- _EXERCISE INPUTS_
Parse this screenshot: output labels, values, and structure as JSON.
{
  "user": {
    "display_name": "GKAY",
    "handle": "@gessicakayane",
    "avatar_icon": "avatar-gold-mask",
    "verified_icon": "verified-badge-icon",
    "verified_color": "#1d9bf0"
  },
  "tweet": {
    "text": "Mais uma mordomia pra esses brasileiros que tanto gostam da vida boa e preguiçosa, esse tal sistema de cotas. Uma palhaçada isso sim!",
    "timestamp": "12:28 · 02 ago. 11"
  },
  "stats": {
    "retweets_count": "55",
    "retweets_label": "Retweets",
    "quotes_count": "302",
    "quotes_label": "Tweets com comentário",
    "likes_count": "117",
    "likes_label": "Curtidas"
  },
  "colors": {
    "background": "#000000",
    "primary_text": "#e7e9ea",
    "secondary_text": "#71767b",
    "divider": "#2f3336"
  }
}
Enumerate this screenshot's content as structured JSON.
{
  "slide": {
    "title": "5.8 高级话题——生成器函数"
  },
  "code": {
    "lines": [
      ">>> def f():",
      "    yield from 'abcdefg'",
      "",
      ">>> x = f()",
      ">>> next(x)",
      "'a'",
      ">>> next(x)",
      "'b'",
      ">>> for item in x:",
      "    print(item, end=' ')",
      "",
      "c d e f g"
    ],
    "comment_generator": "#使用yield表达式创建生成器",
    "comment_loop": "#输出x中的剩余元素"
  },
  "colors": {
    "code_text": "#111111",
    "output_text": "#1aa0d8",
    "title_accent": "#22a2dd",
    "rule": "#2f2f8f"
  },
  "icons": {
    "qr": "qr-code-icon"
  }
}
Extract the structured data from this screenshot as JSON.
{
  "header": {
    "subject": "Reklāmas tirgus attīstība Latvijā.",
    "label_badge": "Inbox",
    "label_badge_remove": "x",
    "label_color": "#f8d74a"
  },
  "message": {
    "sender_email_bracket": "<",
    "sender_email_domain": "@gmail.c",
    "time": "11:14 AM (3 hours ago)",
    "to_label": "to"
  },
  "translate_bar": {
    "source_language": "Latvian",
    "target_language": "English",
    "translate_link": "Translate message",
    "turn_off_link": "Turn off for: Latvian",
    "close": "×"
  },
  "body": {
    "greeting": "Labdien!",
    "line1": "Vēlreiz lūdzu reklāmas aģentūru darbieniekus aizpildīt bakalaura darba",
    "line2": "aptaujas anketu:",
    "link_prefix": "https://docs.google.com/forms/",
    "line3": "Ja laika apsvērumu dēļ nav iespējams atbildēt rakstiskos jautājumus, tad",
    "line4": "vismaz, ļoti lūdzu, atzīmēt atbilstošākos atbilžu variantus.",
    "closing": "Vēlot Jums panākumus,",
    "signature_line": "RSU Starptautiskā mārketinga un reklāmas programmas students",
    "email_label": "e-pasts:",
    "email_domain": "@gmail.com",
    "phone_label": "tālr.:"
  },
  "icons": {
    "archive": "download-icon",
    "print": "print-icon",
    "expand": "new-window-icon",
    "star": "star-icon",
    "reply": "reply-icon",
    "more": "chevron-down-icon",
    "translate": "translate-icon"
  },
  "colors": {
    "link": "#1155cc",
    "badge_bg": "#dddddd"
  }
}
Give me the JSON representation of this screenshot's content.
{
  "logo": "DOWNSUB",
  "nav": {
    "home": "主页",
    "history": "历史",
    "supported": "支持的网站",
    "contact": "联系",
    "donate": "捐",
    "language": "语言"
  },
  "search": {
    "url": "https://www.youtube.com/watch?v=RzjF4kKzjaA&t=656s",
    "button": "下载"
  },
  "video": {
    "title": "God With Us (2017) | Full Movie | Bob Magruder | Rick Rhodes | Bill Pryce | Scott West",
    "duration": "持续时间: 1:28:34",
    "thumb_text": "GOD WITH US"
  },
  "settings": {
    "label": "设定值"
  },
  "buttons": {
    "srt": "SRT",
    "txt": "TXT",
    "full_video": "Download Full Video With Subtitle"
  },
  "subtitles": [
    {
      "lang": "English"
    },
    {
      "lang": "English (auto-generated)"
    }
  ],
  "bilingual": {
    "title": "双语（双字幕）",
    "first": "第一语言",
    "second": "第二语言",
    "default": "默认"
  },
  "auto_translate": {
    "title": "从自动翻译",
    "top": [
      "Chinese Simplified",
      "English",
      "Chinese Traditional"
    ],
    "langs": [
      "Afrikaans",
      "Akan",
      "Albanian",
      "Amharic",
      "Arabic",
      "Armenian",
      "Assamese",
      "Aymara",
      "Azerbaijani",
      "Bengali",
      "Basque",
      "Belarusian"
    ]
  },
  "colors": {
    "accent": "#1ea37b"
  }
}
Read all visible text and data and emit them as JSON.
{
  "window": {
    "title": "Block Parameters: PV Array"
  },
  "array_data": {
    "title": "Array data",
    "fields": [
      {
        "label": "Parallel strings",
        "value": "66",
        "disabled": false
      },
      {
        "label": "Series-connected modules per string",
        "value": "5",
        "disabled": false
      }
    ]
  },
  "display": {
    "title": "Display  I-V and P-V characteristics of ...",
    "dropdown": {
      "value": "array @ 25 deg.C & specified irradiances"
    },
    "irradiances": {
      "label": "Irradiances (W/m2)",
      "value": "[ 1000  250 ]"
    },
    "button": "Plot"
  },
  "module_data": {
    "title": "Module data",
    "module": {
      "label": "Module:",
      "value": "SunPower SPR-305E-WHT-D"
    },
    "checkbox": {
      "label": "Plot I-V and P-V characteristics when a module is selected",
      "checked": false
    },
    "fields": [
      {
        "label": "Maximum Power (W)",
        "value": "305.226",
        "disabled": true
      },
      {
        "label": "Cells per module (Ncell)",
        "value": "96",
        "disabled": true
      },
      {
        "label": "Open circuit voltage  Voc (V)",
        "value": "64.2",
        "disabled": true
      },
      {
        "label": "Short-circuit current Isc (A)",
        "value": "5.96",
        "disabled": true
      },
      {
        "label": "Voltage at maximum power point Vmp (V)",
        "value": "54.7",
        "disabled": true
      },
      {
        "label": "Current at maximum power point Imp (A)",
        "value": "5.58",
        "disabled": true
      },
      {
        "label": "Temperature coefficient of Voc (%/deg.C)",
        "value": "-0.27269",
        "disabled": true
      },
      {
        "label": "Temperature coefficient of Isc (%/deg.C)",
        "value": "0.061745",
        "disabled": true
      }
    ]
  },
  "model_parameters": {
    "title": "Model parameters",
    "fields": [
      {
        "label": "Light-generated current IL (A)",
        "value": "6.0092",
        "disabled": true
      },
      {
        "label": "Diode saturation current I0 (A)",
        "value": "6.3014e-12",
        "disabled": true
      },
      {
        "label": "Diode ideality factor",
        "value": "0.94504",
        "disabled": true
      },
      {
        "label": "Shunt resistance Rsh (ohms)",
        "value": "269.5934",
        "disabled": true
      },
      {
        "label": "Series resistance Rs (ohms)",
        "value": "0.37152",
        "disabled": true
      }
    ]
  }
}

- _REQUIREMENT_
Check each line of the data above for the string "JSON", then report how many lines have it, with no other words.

- _RESPONSE TO THIS TASK_
5